Here is my version of this traditional dish.
THREE SISTERS STEW Serves 6 1 large butternut squash, peeled and cut into one-inch cubes (about 2 cups) Olive oil 1 leek (or small onion), chopped 4 cloves garlic, chopped 1 large red bell pepper, cut into cubes (about 1 cup) Small amount of poblano pepper, seeded and cut into strips (jalapeno can also be used) 1 14-16 oz can of diced tomatoes and juice (Muir Glen organic fire roasted preferred) Mix the following seasonings as you have available: 2 teaspoons ground cumin 1 teaspoon ground chipotle (or use chili powder) 1 teaspoon ground coriander 1 teaspoon Mexican oregano Salt and pepper to taste Dash of tomato powder Dash of ancho chili powder 1 cup vegetable stock 2 cups canned, drained beans (pinto, black, dark kidney – mix and match) 1-2 cups corn (sweet white preferred, Trader Joes roasted is even better) Fresh cilantro
Note – you can skip baking the squash and microwave or steam until tender, or just cook the whole stew longer.
1. Preheat oven to 400 degrees. 2. Peel and cut the squash into one inch cubes. Toss with olive oil and put in a baking pan that was sprayed with Pam. Bake for about 30-45 minutes or until squash is easily pierced with a knife but still firm. Stir occasionally to make sure it does not burn. 4. Heat the oil in a large soup pot. Add leek and sauté for three minutes. Add garlic and sauté for two minutes. Add bell and poblano peppers and cook five minutes more, stirring often. 5. Stir in squash, tomatoes, and spices. Toss to coat and then cook five minutes. 6. Stir in vegetable stock. Bring mixture to a boil, the reduce heat and simmer until mixture thickens a little. Add beans and corn. 7. Season to taste. If time allows, let sit for a couple of hours or overnight before serving. Add cilantro just before serving. The stew should be thick and moist but not soupy.

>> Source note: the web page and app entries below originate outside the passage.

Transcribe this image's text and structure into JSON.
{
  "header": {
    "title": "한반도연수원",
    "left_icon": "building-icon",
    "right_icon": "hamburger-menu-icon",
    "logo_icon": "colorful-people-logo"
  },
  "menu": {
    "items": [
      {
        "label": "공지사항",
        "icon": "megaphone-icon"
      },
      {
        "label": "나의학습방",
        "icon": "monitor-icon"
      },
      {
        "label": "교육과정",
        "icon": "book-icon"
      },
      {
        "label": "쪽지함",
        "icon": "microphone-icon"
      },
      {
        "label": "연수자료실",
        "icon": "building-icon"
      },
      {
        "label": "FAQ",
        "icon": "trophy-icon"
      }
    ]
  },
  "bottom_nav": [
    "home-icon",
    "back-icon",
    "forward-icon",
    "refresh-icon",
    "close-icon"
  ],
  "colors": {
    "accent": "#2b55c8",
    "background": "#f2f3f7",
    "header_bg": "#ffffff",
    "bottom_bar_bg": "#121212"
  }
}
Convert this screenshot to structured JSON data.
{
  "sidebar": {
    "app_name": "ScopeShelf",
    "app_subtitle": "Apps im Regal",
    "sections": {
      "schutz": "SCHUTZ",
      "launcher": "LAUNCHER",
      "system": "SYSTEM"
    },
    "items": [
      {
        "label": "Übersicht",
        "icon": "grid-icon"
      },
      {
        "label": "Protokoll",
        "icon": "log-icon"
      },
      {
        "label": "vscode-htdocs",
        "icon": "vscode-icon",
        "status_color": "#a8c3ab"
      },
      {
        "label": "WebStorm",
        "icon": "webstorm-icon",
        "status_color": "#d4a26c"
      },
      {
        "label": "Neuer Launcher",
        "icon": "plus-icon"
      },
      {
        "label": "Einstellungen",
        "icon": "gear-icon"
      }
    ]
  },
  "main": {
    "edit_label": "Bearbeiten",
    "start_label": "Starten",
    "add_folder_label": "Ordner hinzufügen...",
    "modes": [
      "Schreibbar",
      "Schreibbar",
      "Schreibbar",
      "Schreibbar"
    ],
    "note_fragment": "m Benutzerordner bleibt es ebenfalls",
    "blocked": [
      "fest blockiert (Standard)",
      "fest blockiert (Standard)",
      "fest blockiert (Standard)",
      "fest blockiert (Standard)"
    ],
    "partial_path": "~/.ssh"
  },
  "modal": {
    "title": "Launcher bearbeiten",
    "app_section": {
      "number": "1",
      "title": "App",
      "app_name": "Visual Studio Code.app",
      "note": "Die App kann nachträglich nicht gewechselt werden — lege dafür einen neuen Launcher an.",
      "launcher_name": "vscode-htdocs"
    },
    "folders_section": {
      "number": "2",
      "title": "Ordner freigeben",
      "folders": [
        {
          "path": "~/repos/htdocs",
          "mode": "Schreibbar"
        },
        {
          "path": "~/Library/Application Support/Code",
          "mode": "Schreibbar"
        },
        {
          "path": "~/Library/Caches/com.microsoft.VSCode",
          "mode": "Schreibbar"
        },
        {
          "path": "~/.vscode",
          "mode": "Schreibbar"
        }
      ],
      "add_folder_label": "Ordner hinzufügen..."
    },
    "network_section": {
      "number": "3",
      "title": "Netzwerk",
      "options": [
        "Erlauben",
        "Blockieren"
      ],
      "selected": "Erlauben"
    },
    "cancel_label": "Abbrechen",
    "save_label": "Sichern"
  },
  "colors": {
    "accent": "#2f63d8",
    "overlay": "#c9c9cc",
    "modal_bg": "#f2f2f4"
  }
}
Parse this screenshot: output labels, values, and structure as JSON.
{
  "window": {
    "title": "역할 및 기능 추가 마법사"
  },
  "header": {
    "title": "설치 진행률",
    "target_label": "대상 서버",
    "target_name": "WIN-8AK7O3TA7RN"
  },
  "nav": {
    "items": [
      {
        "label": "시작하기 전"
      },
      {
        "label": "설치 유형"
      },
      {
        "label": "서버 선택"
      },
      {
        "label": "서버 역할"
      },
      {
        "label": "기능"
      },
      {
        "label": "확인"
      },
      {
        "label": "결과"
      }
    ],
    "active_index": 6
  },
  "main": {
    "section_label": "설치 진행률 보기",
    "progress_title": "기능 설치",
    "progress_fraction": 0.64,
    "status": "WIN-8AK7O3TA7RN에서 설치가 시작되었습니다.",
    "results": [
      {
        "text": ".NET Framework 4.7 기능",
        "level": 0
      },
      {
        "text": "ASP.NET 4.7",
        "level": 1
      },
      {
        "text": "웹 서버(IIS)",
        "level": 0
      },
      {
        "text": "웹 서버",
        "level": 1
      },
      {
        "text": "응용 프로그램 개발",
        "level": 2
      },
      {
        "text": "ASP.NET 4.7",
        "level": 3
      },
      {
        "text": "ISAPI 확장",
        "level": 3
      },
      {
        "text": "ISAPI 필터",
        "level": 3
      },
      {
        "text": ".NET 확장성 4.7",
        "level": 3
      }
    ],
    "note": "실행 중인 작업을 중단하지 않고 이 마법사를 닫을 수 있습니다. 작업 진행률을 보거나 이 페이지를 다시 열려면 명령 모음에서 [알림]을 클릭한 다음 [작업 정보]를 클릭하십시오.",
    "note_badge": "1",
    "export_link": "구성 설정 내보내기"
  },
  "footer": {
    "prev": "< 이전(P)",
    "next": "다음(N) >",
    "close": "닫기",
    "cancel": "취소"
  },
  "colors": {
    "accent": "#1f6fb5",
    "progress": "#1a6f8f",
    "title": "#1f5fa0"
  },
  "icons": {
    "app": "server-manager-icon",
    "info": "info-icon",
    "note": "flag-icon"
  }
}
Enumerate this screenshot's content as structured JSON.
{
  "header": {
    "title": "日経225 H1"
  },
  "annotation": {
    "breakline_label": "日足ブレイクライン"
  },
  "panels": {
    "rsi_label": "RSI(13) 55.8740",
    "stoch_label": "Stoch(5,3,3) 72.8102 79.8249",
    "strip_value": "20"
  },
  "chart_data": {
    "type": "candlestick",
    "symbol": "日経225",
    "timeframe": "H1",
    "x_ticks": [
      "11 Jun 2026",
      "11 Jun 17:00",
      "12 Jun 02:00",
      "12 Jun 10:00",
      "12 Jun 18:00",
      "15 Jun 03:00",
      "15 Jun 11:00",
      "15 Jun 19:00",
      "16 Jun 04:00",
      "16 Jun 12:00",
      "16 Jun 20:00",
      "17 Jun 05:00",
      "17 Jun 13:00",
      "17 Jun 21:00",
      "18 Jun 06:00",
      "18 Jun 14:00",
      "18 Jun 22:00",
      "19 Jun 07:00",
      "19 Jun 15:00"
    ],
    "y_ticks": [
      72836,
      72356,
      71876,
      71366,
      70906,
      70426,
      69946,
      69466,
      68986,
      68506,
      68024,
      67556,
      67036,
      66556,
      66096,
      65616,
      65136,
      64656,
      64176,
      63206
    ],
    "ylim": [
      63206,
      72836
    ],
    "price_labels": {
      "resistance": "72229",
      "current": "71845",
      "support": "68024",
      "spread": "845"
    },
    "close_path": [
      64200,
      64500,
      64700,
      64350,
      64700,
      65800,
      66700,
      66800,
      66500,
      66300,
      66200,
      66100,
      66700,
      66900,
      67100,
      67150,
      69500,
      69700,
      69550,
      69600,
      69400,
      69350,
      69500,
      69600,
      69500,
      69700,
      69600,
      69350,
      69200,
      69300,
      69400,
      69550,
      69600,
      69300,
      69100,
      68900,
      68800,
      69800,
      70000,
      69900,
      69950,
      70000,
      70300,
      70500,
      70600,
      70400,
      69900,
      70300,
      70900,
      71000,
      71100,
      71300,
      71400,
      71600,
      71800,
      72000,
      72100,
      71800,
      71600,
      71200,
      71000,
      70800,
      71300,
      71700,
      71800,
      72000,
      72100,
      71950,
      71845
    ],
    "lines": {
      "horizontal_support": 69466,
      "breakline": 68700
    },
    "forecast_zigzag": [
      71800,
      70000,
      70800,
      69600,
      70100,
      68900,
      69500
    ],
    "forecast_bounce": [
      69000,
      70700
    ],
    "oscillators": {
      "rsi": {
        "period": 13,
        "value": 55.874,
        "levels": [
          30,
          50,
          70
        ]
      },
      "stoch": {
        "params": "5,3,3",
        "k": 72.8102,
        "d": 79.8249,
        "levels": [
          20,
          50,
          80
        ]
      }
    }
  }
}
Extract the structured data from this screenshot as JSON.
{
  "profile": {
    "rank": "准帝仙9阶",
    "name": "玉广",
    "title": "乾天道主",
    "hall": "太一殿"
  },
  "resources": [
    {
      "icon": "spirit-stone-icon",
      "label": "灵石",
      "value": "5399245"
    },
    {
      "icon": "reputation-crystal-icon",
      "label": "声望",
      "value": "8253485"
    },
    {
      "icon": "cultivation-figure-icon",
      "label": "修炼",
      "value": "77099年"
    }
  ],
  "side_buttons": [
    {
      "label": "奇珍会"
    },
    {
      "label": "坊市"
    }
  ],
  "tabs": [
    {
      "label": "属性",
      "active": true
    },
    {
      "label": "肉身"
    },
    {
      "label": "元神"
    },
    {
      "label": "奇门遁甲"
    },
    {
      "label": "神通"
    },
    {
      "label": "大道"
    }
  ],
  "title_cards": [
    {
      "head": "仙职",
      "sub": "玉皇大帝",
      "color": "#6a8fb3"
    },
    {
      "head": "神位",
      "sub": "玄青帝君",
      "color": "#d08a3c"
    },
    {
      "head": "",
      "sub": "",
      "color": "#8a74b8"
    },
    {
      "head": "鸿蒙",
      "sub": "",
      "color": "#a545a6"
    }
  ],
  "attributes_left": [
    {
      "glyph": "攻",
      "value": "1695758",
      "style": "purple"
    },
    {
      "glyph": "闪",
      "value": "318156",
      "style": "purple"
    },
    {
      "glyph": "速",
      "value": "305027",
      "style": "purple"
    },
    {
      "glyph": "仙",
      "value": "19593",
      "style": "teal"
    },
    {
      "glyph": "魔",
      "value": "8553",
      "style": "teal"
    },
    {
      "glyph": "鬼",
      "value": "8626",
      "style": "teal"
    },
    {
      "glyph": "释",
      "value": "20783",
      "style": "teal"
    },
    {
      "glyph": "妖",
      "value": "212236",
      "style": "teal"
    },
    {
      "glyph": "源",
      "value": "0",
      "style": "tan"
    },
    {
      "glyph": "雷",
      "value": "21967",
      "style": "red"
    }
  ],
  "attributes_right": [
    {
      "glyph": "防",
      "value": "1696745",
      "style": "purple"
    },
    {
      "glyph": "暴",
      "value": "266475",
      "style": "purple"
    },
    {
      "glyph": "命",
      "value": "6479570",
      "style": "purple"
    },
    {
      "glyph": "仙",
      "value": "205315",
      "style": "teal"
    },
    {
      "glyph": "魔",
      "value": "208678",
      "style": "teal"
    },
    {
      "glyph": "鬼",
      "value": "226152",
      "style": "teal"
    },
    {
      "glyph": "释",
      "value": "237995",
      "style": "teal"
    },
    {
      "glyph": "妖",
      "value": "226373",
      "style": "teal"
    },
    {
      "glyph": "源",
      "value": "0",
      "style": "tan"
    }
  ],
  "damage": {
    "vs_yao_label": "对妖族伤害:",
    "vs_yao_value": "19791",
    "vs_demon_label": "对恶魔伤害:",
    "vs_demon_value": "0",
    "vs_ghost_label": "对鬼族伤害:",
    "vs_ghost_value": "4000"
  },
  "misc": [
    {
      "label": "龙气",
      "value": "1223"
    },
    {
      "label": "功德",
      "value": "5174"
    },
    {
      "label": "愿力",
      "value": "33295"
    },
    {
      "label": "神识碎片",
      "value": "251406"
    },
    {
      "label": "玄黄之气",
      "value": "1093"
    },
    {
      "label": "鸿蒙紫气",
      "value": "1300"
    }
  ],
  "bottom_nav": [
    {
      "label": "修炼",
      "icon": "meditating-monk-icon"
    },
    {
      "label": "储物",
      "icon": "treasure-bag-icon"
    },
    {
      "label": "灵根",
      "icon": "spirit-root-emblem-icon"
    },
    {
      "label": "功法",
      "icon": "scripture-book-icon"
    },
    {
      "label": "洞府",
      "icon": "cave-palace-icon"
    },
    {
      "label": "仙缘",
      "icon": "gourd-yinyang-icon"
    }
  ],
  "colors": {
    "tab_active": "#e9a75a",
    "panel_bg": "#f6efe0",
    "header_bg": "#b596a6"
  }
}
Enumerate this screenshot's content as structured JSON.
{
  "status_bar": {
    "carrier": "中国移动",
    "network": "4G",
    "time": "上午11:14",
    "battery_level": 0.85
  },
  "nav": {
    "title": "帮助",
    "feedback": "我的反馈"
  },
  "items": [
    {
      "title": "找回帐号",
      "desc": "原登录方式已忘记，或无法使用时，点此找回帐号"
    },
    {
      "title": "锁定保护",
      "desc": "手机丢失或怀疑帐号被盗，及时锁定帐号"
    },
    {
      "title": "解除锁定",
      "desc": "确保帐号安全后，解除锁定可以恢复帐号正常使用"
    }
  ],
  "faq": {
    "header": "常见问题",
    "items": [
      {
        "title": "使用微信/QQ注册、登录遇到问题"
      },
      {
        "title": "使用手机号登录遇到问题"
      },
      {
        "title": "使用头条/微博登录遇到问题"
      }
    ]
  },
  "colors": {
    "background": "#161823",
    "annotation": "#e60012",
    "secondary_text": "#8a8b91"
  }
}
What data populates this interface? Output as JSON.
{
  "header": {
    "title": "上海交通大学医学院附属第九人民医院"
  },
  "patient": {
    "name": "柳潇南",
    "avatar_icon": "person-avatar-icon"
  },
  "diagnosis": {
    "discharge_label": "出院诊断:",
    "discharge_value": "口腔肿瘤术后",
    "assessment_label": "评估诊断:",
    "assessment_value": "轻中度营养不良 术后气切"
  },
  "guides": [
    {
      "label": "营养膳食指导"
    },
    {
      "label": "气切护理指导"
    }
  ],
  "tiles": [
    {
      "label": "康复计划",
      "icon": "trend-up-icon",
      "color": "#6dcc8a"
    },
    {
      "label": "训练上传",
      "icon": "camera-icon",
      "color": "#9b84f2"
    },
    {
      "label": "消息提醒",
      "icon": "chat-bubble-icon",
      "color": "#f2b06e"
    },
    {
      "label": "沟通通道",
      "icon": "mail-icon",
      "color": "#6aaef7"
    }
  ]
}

Serve with a side or brown rice, quinoa, or millet for a complete vegetarian meal.
I've finally decided it is time to do more than just read other blogs and actually create a space of my own. I want to share some of the things I find bring simple pleasures ~ such as recipes, words, and photography. And perhaps more importantly, I want to introduce you to some of the key concepts that will help us all to move forward in this uncertain 21st century, and some of the great ideas being formed to enable us to live healthy, sustainable lives on this planet that we share with all beings.
In a time when much seems bleak, I want to share some positive, creative, and intelligent ideas that I'm leaning about and in which we are participating. Get ready to learn about such great things as
LOCAL FOOD OPTIONS and COMMUNITY SUPPORTED AGRICULTURE
HEALTHY GREAT LAKES
and many other wonderful happenings! I welcome your ideas and your links.
Peggy is a writer, photographer, gardener, organic cook, sailing instructor, and environmental activist. Her interests include food and water quality issues, Great Lakes conservation, organic food, vegetarianism and health, permaculture and sustainability, and reading just about anything she can find about these topics.